Proposed Clovis budget allows new hires, raises
Clovis City Council members got their first glimpse of the city’s $170.1 million proposed budget for next year, which includes hiring five new employees and a small raise for all city workers.
“This is the first year since the recession began that the budget is proposing increased staffing,” City Manager Robert Woolley said.
It’s also the first time in five years the city is proposing to raise employees’ pay. Woolley said the increase will be small, but city negotiators still have to consult with all the employees’ bargaining units.
The council will hold public hearings June 4 and 18 before adopting the spending plan for the fiscal year that begins July 1.
City employees took pay cuts of up to 5.74% in the past five years. Last year, they received no raises.
Part of the reason for the raises is because sales-tax revenue is growing between 5% and 7% due to improving auto sales and more revenue from higher gasoline prices.
The budget proposes to add about $500,000 to the city’s general-fund reserve. That will bring the city’s reserve to about $6.54 million or about 11.6% of the city’s $56.4 million general fund, which pays for services such as police, fire and some parks.
The city will add five positions — four in code enforcement and one electrician for traffic signal maintenance. But the city also will carve eight positions out of the budget — mostly in park maintenance — that have been left vacant in recent years.
The city also plans to increase some utility rates.
Sewer rates will rise a little more than $1 per month and water rates will rise 5%. The city is on water meters so customers pay based on how much they use.
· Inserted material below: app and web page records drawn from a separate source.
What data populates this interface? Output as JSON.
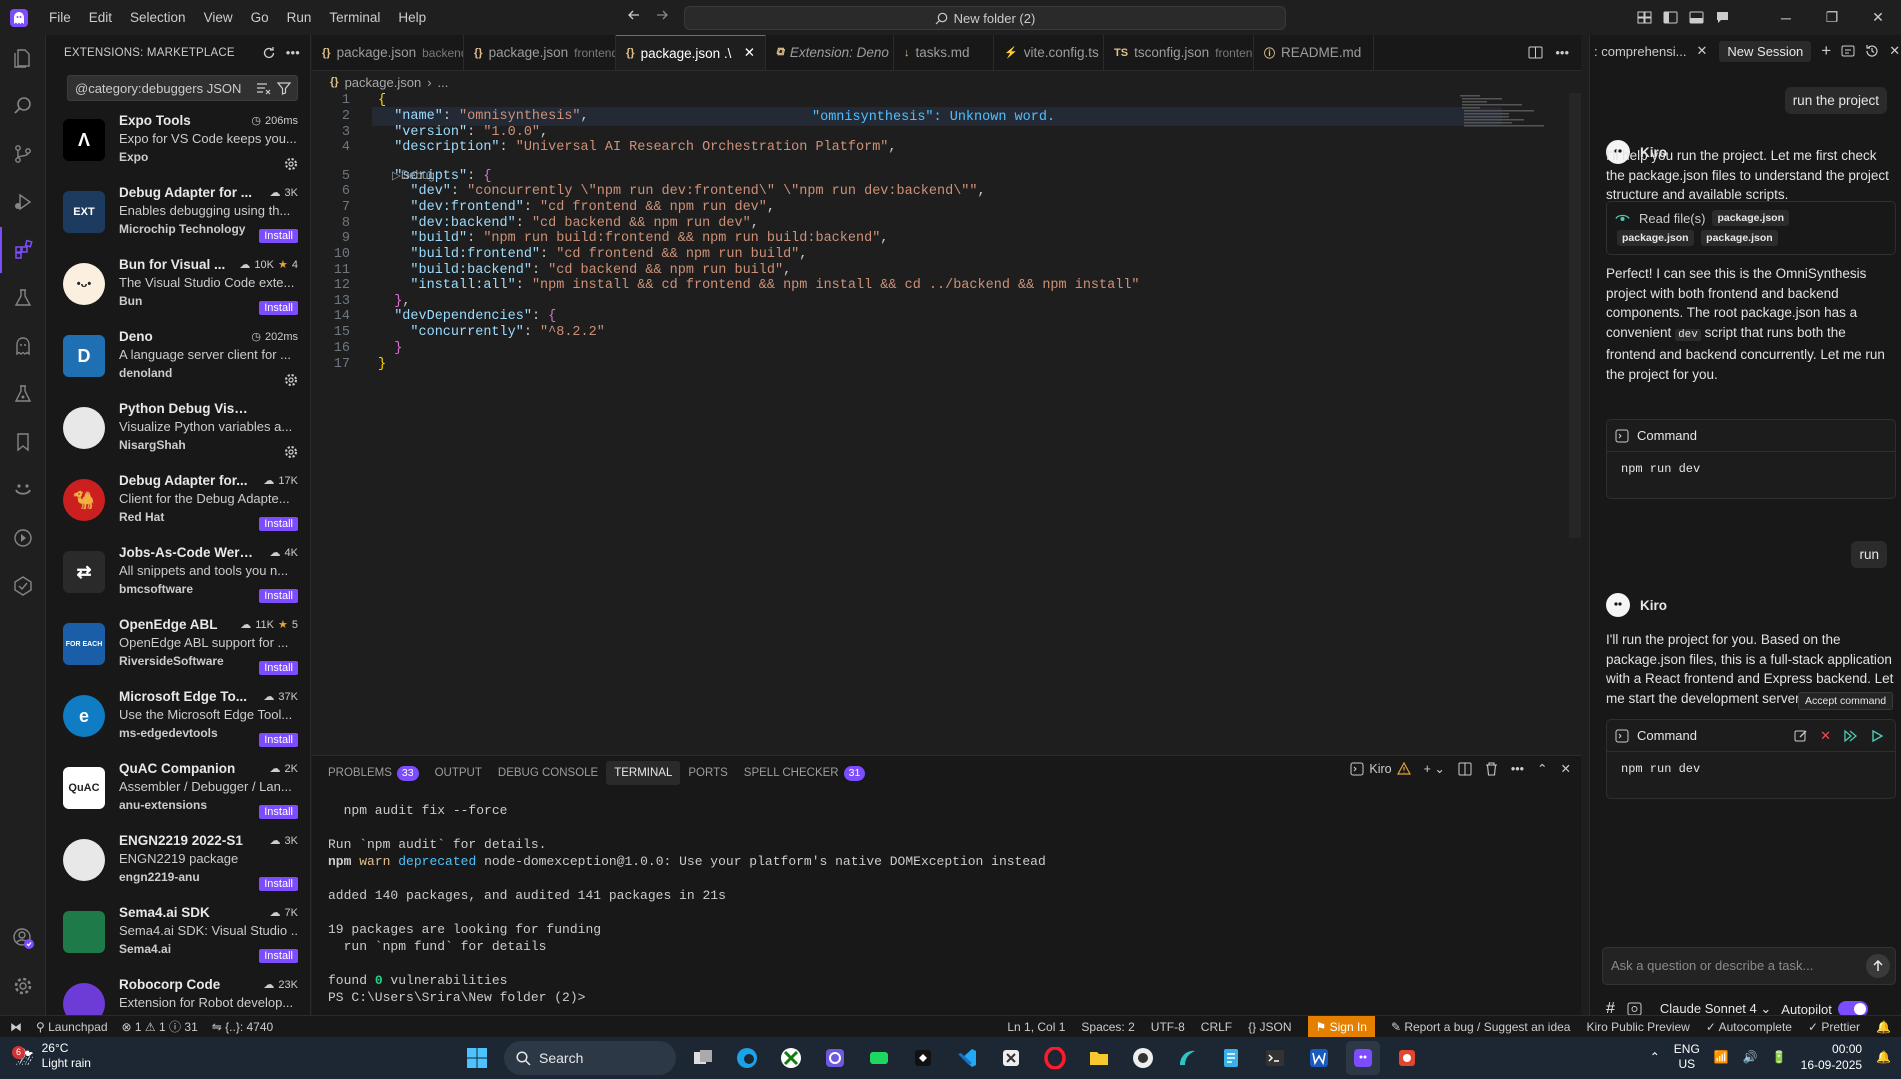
{
  "menus": [
    "File",
    "Edit",
    "Selection",
    "View",
    "Go",
    "Run",
    "Terminal",
    "Help"
  ],
  "command_center": "New folder (2)",
  "sidebar": {
    "title": "EXTENSIONS: MARKETPLACE",
    "search_value": "@category:debuggers JSON",
    "install_label": "Install",
    "extensions": [
      {
        "name": "Expo Tools",
        "desc": "Expo for VS Code keeps you...",
        "publisher": "Expo",
        "stat": "206ms",
        "stat_kind": "time",
        "action": "gear",
        "icon_bg": "#000000",
        "icon_text": "Λ"
      },
      {
        "name": "Debug Adapter for ...",
        "desc": "Enables debugging using th...",
        "publisher": "Microchip Technology",
        "stat": "3K",
        "stat_kind": "dl",
        "action": "install",
        "icon_bg": "#1d3b5f",
        "icon_text": "EXT"
      },
      {
        "name": "Bun for Visual ...",
        "desc": "The Visual Studio Code exte...",
        "publisher": "Bun",
        "stat": "10K",
        "rating": "4",
        "stat_kind": "dl",
        "action": "install",
        "icon_bg": "#fbf0df",
        "icon_text": "•ᴗ•"
      },
      {
        "name": "Deno",
        "desc": "A language server client for ...",
        "publisher": "denoland",
        "stat": "202ms",
        "stat_kind": "time",
        "action": "gear",
        "icon_bg": "#1f6fb3",
        "icon_text": "D"
      },
      {
        "name": "Python Debug Visualizer",
        "desc": "Visualize Python variables a...",
        "publisher": "NisargShah",
        "stat": "",
        "stat_kind": "none",
        "action": "gear",
        "icon_bg": "#e8e8e8",
        "icon_text": ""
      },
      {
        "name": "Debug Adapter for...",
        "desc": "Client for the Debug Adapte...",
        "publisher": "Red Hat",
        "stat": "17K",
        "stat_kind": "dl",
        "action": "install",
        "icon_bg": "#cc1f1f",
        "icon_text": "🐪"
      },
      {
        "name": "Jobs-As-Code Werk...",
        "desc": "All snippets and tools you n...",
        "publisher": "bmcsoftware",
        "stat": "4K",
        "stat_kind": "dl",
        "action": "install",
        "icon_bg": "#2a2a2a",
        "icon_text": "⇄"
      },
      {
        "name": "OpenEdge ABL",
        "desc": "OpenEdge ABL support for ...",
        "publisher": "RiversideSoftware",
        "stat": "11K",
        "rating": "5",
        "stat_kind": "dl",
        "action": "install",
        "icon_bg": "#1a5ea8",
        "icon_text": "FOR EACH"
      },
      {
        "name": "Microsoft Edge To...",
        "desc": "Use the Microsoft Edge Tool...",
        "publisher": "ms-edgedevtools",
        "stat": "37K",
        "stat_kind": "dl",
        "action": "install",
        "icon_bg": "#0f7cc4",
        "icon_text": "e"
      },
      {
        "name": "QuAC Companion",
        "desc": "Assembler / Debugger / Lan...",
        "publisher": "anu-extensions",
        "stat": "2K",
        "stat_kind": "dl",
        "action": "install",
        "icon_bg": "#ffffff",
        "icon_text": "QuAC"
      },
      {
        "name": "ENGN2219 2022-S1",
        "desc": "ENGN2219 package",
        "publisher": "engn2219-anu",
        "stat": "3K",
        "stat_kind": "dl",
        "action": "install",
        "icon_bg": "#e8e8e8",
        "icon_text": ""
      },
      {
        "name": "Sema4.ai SDK",
        "desc": "Sema4.ai SDK: Visual Studio ...",
        "publisher": "Sema4.ai",
        "stat": "7K",
        "stat_kind": "dl",
        "action": "install",
        "icon_bg": "#1f7a4a",
        "icon_text": "</>"
      },
      {
        "name": "Robocorp Code",
        "desc": "Extension for Robot develop...",
        "publisher": "",
        "stat": "23K",
        "stat_kind": "dl",
        "action": "none",
        "icon_bg": "#6d3bd6",
        "icon_text": ""
      }
    ]
  },
  "tabs": [
    {
      "label": "package.json",
      "sub": "backend",
      "icon": "{}"
    },
    {
      "label": "package.json",
      "sub": "frontend",
      "icon": "{}"
    },
    {
      "label": "package.json .\\",
      "sub": "",
      "icon": "{}",
      "active": true
    },
    {
      "label": "Extension: Deno",
      "sub": "",
      "icon": "⧉",
      "italic": true
    },
    {
      "label": "tasks.md",
      "sub": "",
      "icon": "↓"
    },
    {
      "label": "vite.config.ts",
      "sub": "",
      "icon": "⚡"
    },
    {
      "label": "tsconfig.json",
      "sub": "frontend",
      "icon": "TS"
    },
    {
      "label": "README.md",
      "sub": "",
      "icon": "ⓘ"
    }
  ],
  "breadcrumb": {
    "file": "package.json",
    "rest": "..."
  },
  "editor": {
    "inline_error": "\"omnisynthesis\": Unknown word.",
    "codelens": "Debug",
    "lines": [
      {
        "n": "1",
        "t": "{"
      },
      {
        "n": "2",
        "t": "  \"name\": \"omnisynthesis\","
      },
      {
        "n": "3",
        "t": "  \"version\": \"1.0.0\","
      },
      {
        "n": "4",
        "t": "  \"description\": \"Universal AI Research Orchestration Platform\","
      },
      {
        "n": "5",
        "t": "  \"scripts\": {"
      },
      {
        "n": "6",
        "t": "    \"dev\": \"concurrently \\\"npm run dev:frontend\\\" \\\"npm run dev:backend\\\"\","
      },
      {
        "n": "7",
        "t": "    \"dev:frontend\": \"cd frontend && npm run dev\","
      },
      {
        "n": "8",
        "t": "    \"dev:backend\": \"cd backend && npm run dev\","
      },
      {
        "n": "9",
        "t": "    \"build\": \"npm run build:frontend && npm run build:backend\","
      },
      {
        "n": "10",
        "t": "    \"build:frontend\": \"cd frontend && npm run build\","
      },
      {
        "n": "11",
        "t": "    \"build:backend\": \"cd backend && npm run build\","
      },
      {
        "n": "12",
        "t": "    \"install:all\": \"npm install && cd frontend && npm install && cd ../backend && npm install\""
      },
      {
        "n": "13",
        "t": "  },"
      },
      {
        "n": "14",
        "t": "  \"devDependencies\": {"
      },
      {
        "n": "15",
        "t": "    \"concurrently\": \"^8.2.2\""
      },
      {
        "n": "16",
        "t": "  }"
      },
      {
        "n": "17",
        "t": "}"
      }
    ]
  },
  "panel": {
    "tabs": [
      {
        "label": "PROBLEMS",
        "count": "33"
      },
      {
        "label": "OUTPUT",
        "count": ""
      },
      {
        "label": "DEBUG CONSOLE",
        "count": ""
      },
      {
        "label": "TERMINAL",
        "count": "",
        "active": true
      },
      {
        "label": "PORTS",
        "count": ""
      },
      {
        "label": "SPELL CHECKER",
        "count": "31"
      }
    ],
    "terminal_name": "Kiro",
    "terminal_lines": [
      "  npm audit fix --force",
      "",
      "Run `npm audit` for details.",
      "npm warn deprecated node-domexception@1.0.0: Use your platform's native DOMException instead",
      "",
      "added 140 packages, and audited 141 packages in 21s",
      "",
      "19 packages are looking for funding",
      "  run `npm fund` for details",
      "",
      "found 0 vulnerabilities",
      "PS C:\\Users\\Srira\\New folder (2)>"
    ]
  },
  "chat": {
    "tab_label": ": comprehensi...",
    "new_session": "New Session",
    "user_msg_1": "run the project",
    "assistant_name": "Kiro",
    "reply_1": "I'll help you run the project. Let me first check the package.json files to understand the project structure and available scripts.",
    "read_files_label": "Read file(s)",
    "read_files": [
      "package.json",
      "package.json",
      "package.json"
    ],
    "reply_2a": "Perfect! I can see this is the OmniSynthesis project with both frontend and backend components. The root package.json has a convenient",
    "reply_2_code": "dev",
    "reply_2b": "script that runs both the frontend and backend concurrently. Let me run the project for you.",
    "command_label": "Command",
    "command_1": "npm run dev",
    "user_msg_2": "run",
    "reply_3": "I'll run the project for you. Based on the package.json files, this is a full-stack application with a React frontend and Express backend. Let me start the development servers:",
    "accept_tip": "Accept command",
    "command_2": "npm run dev",
    "input_placeholder": "Ask a question or describe a task...",
    "model": "Claude Sonnet 4",
    "autopilot": "Autopilot"
  },
  "status": {
    "launchpad": "Launchpad",
    "errors": "1",
    "warnings": "1",
    "infos": "31",
    "port": "{..}: 4740",
    "cursor": "Ln 1, Col 1",
    "spaces": "Spaces: 2",
    "encoding": "UTF-8",
    "eol": "CRLF",
    "lang": "JSON",
    "signin": "Sign In",
    "report": "Report a bug / Suggest an idea",
    "preview": "Kiro Public Preview",
    "autocomplete": "Autocomplete",
    "prettier": "Prettier"
  },
  "taskbar": {
    "temp": "26°C",
    "weather": "Light rain",
    "weather_badge": "6",
    "search": "Search",
    "lang1": "ENG",
    "lang2": "US",
    "time": "00:00",
    "date": "16-09-2025"
  },
  "colors": {
    "accent": "#7c4dff",
    "signin": "#e57f00"
  }
}
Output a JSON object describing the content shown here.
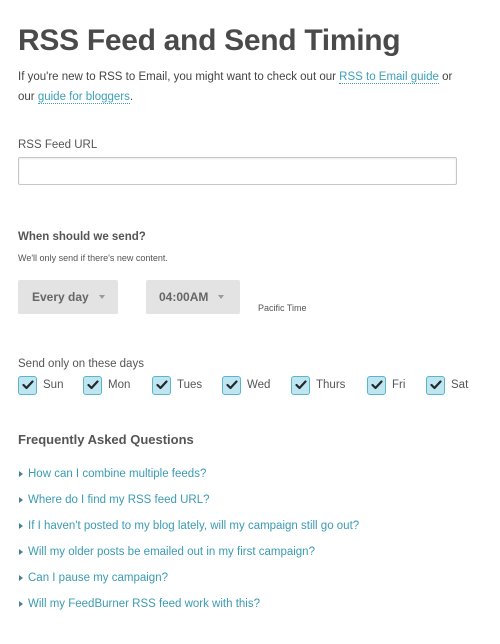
{
  "header": {
    "title": "RSS Feed and Send Timing",
    "intro_prefix": "If you're new to RSS to Email, you might want to check out our ",
    "link_guide": "RSS to Email guide",
    "intro_middle": " or our ",
    "link_bloggers": "guide for bloggers",
    "intro_suffix": "."
  },
  "feed": {
    "label": "RSS Feed URL",
    "value": "",
    "placeholder": ""
  },
  "schedule": {
    "heading": "When should we send?",
    "subtext": "We'll only send if there's new content.",
    "frequency": {
      "selected": "Every day"
    },
    "time": {
      "selected": "04:00AM"
    },
    "timezone": "Pacific Time"
  },
  "days": {
    "label": "Send only on these days",
    "items": [
      {
        "label": "Sun",
        "checked": true
      },
      {
        "label": "Mon",
        "checked": true
      },
      {
        "label": "Tues",
        "checked": true
      },
      {
        "label": "Wed",
        "checked": true
      },
      {
        "label": "Thurs",
        "checked": true
      },
      {
        "label": "Fri",
        "checked": true
      },
      {
        "label": "Sat",
        "checked": true
      }
    ]
  },
  "faq": {
    "heading": "Frequently Asked Questions",
    "items": [
      "How can I combine multiple feeds?",
      "Where do I find my RSS feed URL?",
      "If I haven't posted to my blog lately, will my campaign still go out?",
      "Will my older posts be emailed out in my first campaign?",
      "Can I pause my campaign?",
      "Will my FeedBurner RSS feed work with this?"
    ]
  },
  "colors": {
    "link": "#3ca0b8",
    "checkbox_fill": "#bfe6f0",
    "checkbox_border": "#58b5cc",
    "select_bg": "#e3e3e3",
    "text": "#555555"
  }
}
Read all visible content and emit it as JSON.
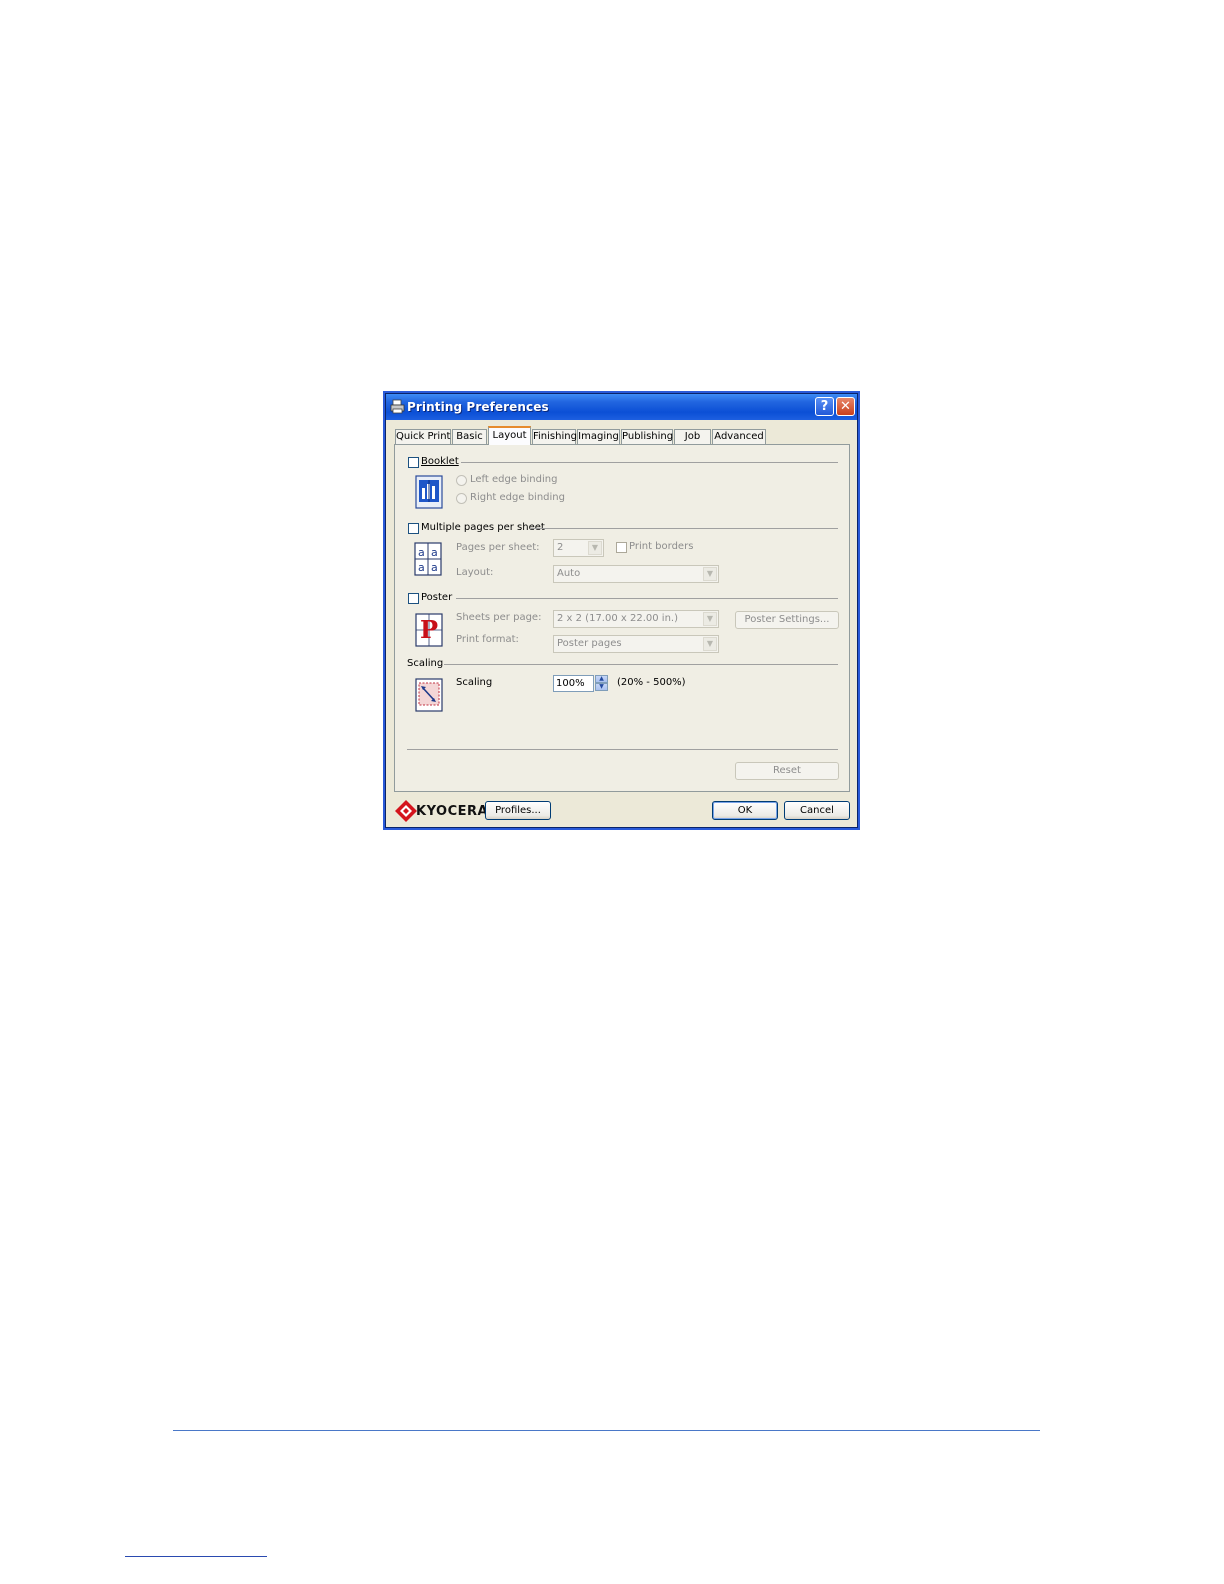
{
  "window": {
    "title": "Printing Preferences",
    "help_glyph": "?",
    "close_glyph": "✕"
  },
  "tabs": [
    {
      "label": "Quick Print"
    },
    {
      "label": "Basic"
    },
    {
      "label": "Layout",
      "active": true
    },
    {
      "label": "Finishing"
    },
    {
      "label": "Imaging"
    },
    {
      "label": "Publishing"
    },
    {
      "label": "Job"
    },
    {
      "label": "Advanced"
    }
  ],
  "booklet": {
    "checkbox_label": "Booklet",
    "checked": false,
    "option_left": "Left edge binding",
    "option_right": "Right edge binding"
  },
  "multiple_pages": {
    "checkbox_label": "Multiple pages per sheet",
    "checked": false,
    "pages_per_sheet_label": "Pages per sheet:",
    "pages_per_sheet_value": "2",
    "print_borders_label": "Print borders",
    "layout_label": "Layout:",
    "layout_value": "Auto",
    "icon_glyph": "a"
  },
  "poster": {
    "checkbox_label": "Poster",
    "checked": false,
    "sheets_per_page_label": "Sheets per page:",
    "sheets_per_page_value": "2 x 2 (17.00 x 22.00 in.)",
    "print_format_label": "Print format:",
    "print_format_value": "Poster pages",
    "settings_button": "Poster Settings...",
    "icon_glyph": "P"
  },
  "scaling": {
    "group_label": "Scaling",
    "field_label": "Scaling",
    "value": "100%",
    "range_text": "(20% - 500%)"
  },
  "buttons": {
    "reset": "Reset",
    "profiles": "Profiles...",
    "ok": "OK",
    "cancel": "Cancel"
  },
  "brand": {
    "name": "KYOCERA",
    "color": "#d4141c"
  },
  "colors": {
    "titlebar": "#0b4fd6",
    "dialog_face": "#ece9d8",
    "active_tab_accent": "#e68b2c",
    "page_rule": "#4a78c8"
  }
}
The city’s recycling and green waste rates will rise 4%, about 18 cents per month, but a 4% trash rate increase previously planned will not be needed, city officials said.
By Marc Benjamin